**ASSIGNMENT**
Read through the data, and wherever a line holds the word "content", write that line out.

Collected data
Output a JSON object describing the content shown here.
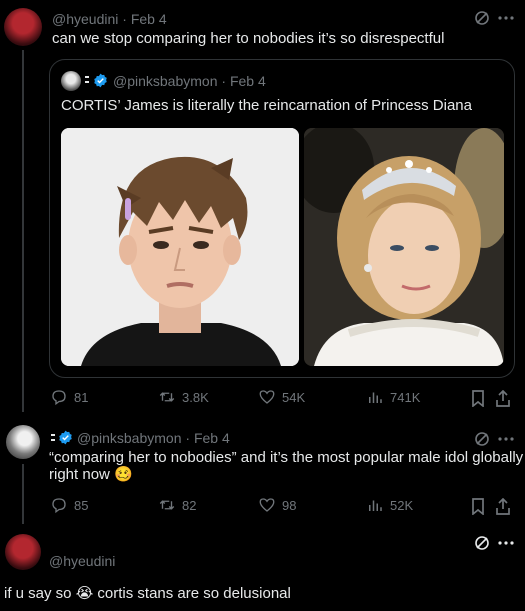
{
  "tweet1": {
    "handle": "@hyeudini",
    "date": "Feb 4",
    "text": "can we stop comparing her to nobodies it’s so disrespectful"
  },
  "quote": {
    "handle": "@pinksbabymon",
    "date": "Feb 4",
    "text": "CORTIS’ James is literally the reincarnation of Princess Diana",
    "media": [
      {
        "depicts": "young man with spiky brown hair"
      },
      {
        "depicts": "woman wearing tiara"
      }
    ]
  },
  "tweet1_actions": {
    "replies": "81",
    "retweets": "3.8K",
    "likes": "54K",
    "views": "741K"
  },
  "tweet2": {
    "handle": "@pinksbabymon",
    "date": "Feb 4",
    "text_line1": "“comparing her to nobodies” and it’s the most popular male idol globally",
    "text_line2": "right now",
    "emoji": "🥴"
  },
  "tweet2_actions": {
    "replies": "85",
    "retweets": "82",
    "likes": "98",
    "views": "52K"
  },
  "reply_box": {
    "handle": "@hyeudini",
    "text_before": "if u say so",
    "emoji": "😭",
    "text_after": "cortis stans are so delusional"
  },
  "colors": {
    "background": "#000000",
    "text": "#e7e9ea",
    "muted": "#71767b",
    "border": "#2f3336",
    "verified": "#1d9bf0"
  },
  "icons": [
    "grok-icon",
    "more-icon",
    "reply-icon",
    "retweet-icon",
    "like-icon",
    "views-icon",
    "bookmark-icon",
    "share-icon",
    "verified-badge-icon"
  ]
}
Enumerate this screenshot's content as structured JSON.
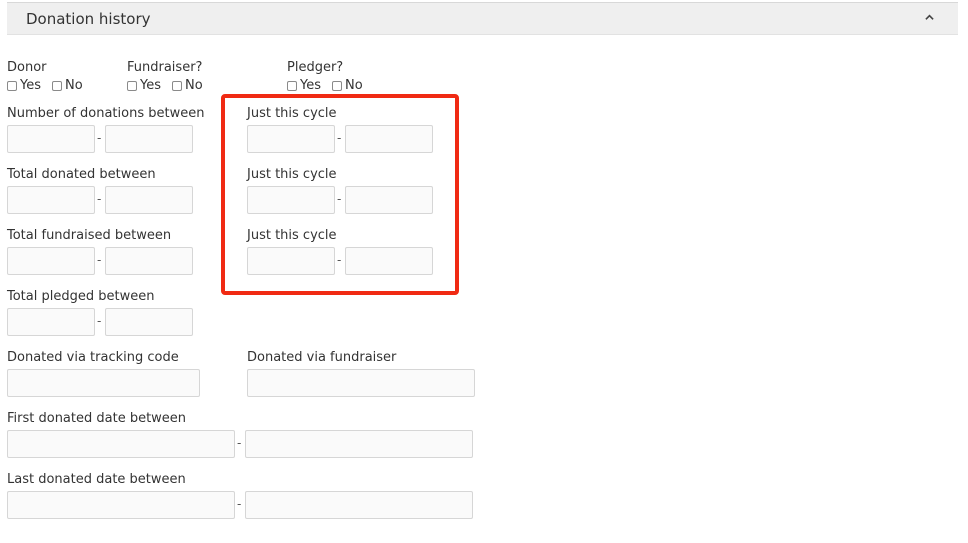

**SOLUTION TO THIS EXERCISE**
Output a JSON object describing the content shown here.
Enumerate this screenshot's content as structured JSON.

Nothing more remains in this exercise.